§ **WHAT IS NEEDED**
In the records below, some lines hold the word "date". Copy each of those lines.

··········

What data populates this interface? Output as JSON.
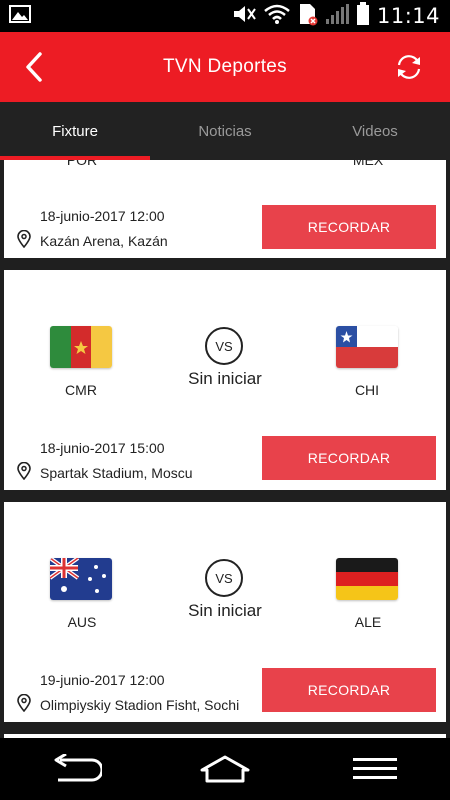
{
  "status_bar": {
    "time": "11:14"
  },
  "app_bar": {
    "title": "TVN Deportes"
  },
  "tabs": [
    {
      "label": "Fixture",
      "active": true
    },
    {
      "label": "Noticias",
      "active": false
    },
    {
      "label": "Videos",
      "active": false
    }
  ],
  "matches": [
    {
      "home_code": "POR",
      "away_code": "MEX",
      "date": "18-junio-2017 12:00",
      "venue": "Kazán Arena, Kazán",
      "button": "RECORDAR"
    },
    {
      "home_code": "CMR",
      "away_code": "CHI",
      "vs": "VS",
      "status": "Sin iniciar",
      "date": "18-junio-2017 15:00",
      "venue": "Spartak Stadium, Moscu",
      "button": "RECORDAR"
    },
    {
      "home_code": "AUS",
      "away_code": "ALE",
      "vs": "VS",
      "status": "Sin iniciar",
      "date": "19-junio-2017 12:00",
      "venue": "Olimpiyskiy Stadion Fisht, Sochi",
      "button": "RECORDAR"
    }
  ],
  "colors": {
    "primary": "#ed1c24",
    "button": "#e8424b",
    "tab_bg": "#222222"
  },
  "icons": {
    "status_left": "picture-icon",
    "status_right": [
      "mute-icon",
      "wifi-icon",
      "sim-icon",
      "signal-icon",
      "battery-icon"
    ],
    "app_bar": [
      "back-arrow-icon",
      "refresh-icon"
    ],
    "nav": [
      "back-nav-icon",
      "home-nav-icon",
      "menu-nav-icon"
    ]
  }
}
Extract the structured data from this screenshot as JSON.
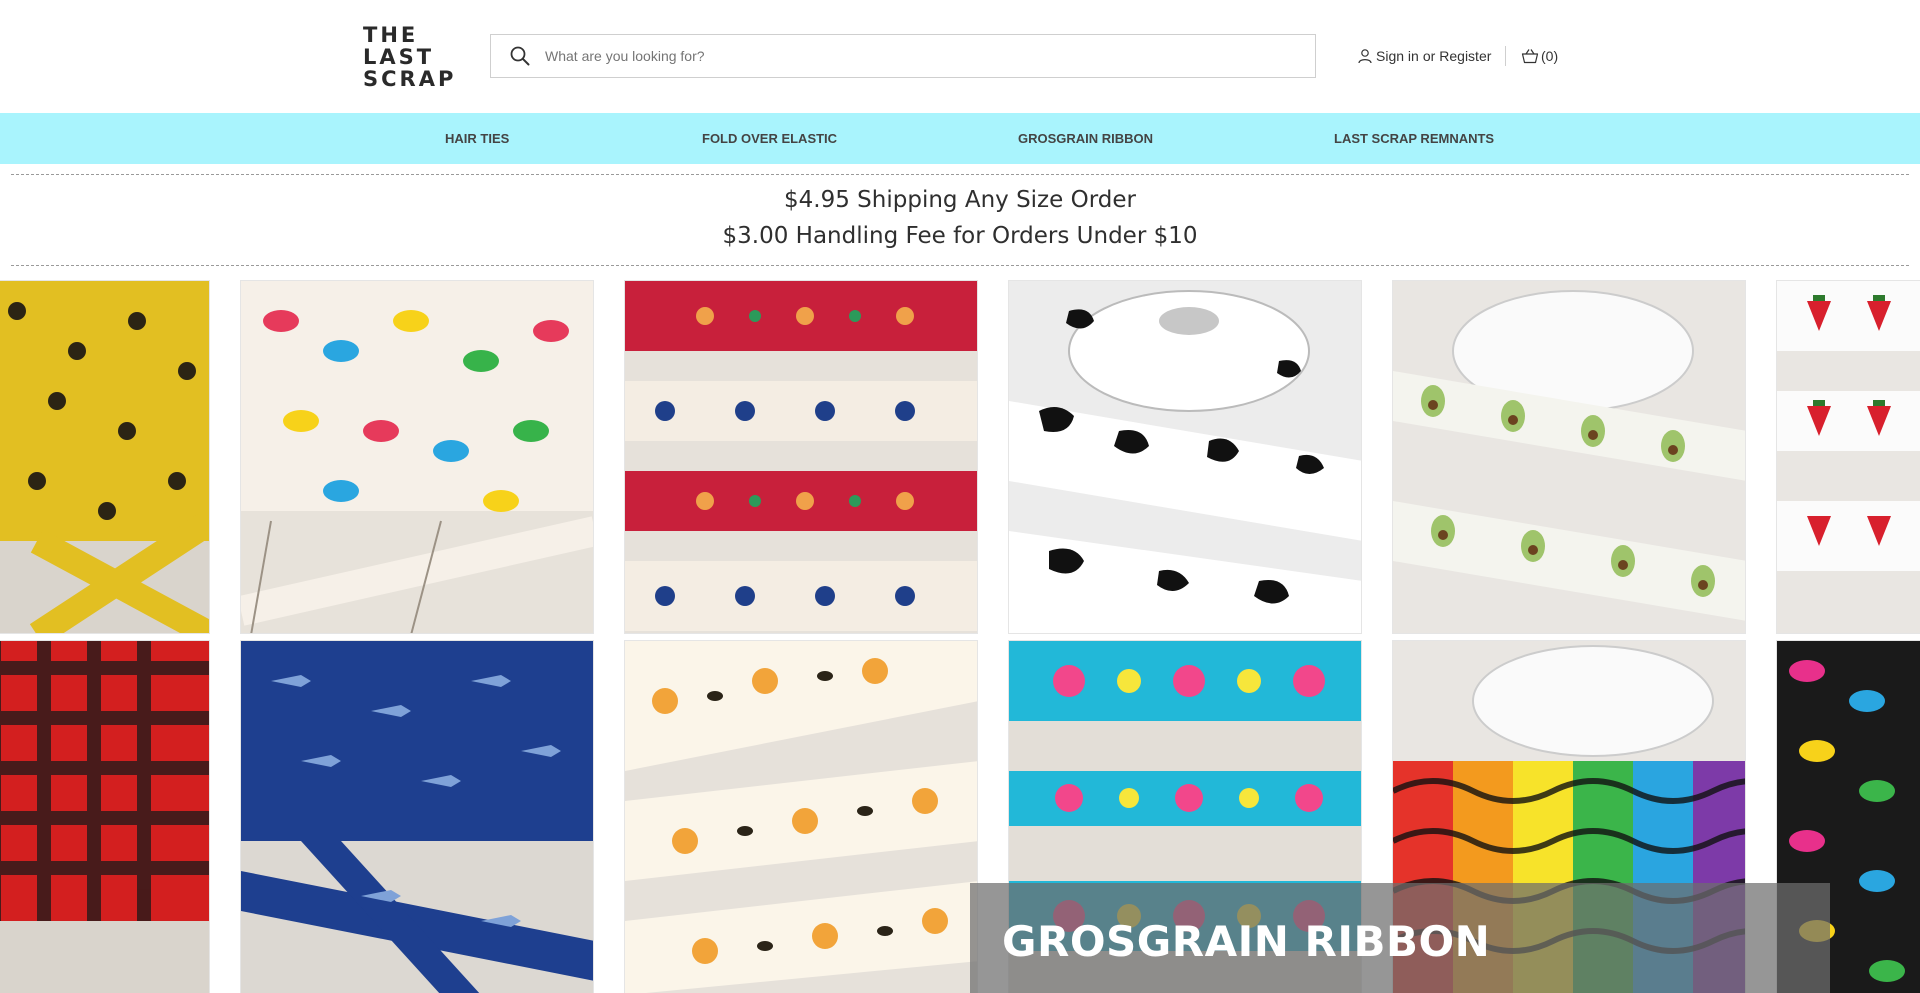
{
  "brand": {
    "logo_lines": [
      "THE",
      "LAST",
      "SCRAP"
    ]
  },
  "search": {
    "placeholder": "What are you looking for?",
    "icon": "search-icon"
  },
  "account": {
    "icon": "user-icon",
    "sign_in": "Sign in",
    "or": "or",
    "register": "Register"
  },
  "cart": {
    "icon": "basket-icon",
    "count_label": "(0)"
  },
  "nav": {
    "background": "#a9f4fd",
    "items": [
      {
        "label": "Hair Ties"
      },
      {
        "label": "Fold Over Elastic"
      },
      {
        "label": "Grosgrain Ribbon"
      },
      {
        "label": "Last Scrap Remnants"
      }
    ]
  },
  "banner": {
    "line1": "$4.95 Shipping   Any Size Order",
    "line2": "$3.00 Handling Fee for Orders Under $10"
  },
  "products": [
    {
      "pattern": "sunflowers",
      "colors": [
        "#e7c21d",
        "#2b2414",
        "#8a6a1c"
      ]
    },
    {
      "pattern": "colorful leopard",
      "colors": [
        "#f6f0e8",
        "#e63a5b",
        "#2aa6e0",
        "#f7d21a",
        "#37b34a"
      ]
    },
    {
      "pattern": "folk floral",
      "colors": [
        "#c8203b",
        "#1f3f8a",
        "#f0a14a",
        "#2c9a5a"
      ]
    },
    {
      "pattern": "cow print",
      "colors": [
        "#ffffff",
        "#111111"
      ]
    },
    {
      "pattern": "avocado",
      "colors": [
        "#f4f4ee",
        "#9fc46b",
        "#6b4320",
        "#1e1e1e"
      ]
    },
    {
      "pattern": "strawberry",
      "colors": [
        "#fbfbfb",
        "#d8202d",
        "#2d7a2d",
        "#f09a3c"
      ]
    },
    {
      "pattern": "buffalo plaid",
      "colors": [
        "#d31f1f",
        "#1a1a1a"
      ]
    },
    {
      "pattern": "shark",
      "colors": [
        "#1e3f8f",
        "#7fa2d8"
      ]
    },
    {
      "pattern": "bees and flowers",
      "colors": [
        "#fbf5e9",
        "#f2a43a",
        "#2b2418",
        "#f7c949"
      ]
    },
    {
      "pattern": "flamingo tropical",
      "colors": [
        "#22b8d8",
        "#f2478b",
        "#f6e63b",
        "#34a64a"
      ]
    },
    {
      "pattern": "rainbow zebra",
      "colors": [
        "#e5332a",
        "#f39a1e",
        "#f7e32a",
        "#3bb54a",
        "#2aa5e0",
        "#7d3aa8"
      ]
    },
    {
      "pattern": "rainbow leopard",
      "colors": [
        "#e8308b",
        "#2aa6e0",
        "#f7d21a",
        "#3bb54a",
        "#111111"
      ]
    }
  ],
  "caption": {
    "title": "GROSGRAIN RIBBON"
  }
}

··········

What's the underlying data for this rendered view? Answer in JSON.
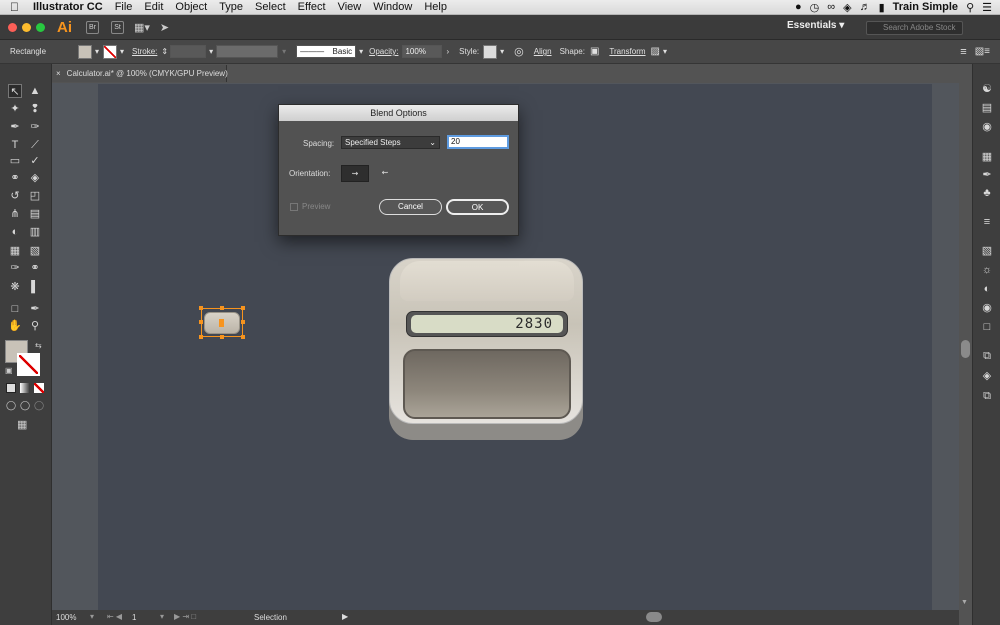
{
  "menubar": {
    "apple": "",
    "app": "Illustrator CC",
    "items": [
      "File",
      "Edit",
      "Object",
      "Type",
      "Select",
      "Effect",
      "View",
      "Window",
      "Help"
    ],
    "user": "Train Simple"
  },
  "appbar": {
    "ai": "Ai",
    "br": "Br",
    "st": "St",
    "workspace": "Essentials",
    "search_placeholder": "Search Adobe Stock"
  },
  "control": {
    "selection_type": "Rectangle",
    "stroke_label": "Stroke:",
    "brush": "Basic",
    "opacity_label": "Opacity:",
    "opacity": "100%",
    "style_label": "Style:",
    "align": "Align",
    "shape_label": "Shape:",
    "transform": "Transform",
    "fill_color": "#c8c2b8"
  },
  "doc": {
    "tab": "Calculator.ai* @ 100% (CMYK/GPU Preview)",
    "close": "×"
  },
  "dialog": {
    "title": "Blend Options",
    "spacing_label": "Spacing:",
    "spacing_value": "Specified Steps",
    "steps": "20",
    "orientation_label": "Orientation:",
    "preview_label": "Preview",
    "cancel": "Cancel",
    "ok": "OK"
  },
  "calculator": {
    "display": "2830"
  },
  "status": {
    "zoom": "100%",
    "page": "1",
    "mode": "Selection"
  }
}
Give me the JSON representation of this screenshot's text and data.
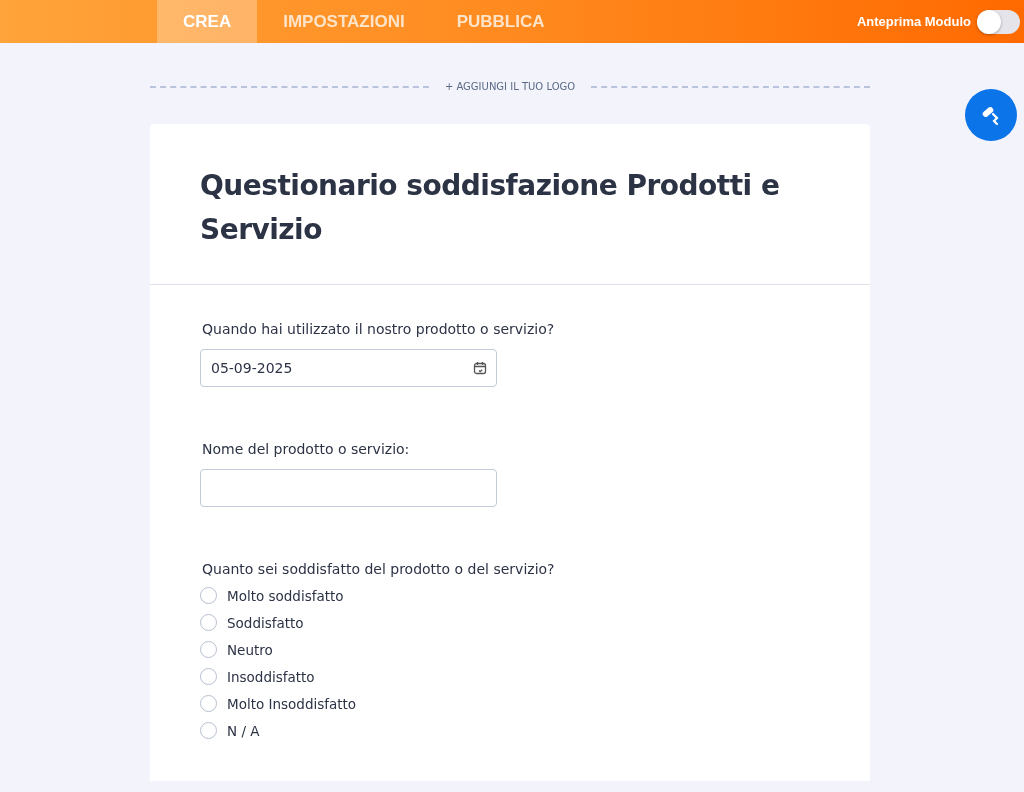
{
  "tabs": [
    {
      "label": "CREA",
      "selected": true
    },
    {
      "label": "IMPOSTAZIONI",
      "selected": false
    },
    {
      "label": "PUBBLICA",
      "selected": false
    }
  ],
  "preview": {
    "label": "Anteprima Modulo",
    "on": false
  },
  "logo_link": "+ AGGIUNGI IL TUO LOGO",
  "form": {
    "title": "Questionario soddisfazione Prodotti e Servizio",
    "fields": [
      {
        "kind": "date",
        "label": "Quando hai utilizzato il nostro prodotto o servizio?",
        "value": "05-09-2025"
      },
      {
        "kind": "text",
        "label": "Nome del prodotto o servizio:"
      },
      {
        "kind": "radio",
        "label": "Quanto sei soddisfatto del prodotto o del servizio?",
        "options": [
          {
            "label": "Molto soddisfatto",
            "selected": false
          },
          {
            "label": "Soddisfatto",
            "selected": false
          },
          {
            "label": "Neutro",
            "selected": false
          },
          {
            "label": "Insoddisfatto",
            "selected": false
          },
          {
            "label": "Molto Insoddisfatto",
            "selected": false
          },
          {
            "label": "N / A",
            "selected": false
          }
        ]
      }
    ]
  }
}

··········

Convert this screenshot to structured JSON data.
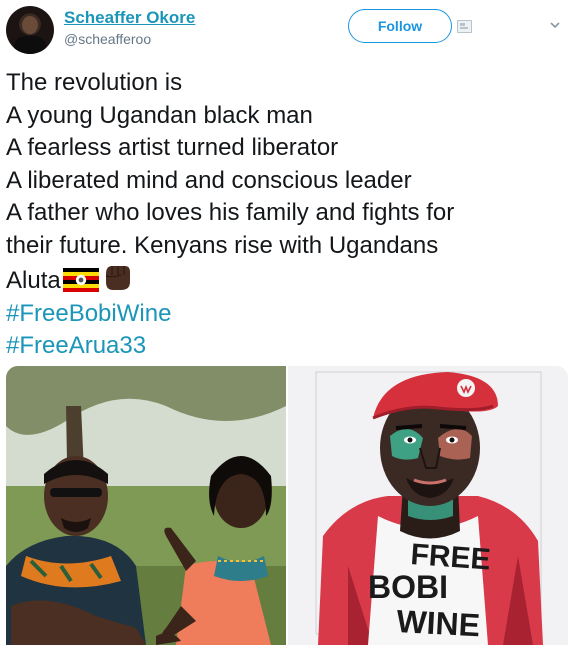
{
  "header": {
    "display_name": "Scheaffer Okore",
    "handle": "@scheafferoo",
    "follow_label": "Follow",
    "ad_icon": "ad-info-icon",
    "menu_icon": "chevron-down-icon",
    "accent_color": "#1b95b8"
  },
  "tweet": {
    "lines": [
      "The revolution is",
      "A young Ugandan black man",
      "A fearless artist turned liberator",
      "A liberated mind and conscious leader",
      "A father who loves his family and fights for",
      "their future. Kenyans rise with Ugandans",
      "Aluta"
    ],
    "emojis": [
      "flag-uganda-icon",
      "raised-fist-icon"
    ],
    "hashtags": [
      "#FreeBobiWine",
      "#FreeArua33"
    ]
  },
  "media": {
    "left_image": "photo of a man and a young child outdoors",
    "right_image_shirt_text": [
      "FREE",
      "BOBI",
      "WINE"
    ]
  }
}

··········

§ **RESPONSE**
      "date": "18-junio-2017 12:00",
      "date": "18-junio-2017 15:00",
      "date": "19-junio-2017 12:00",
        "kind": "date",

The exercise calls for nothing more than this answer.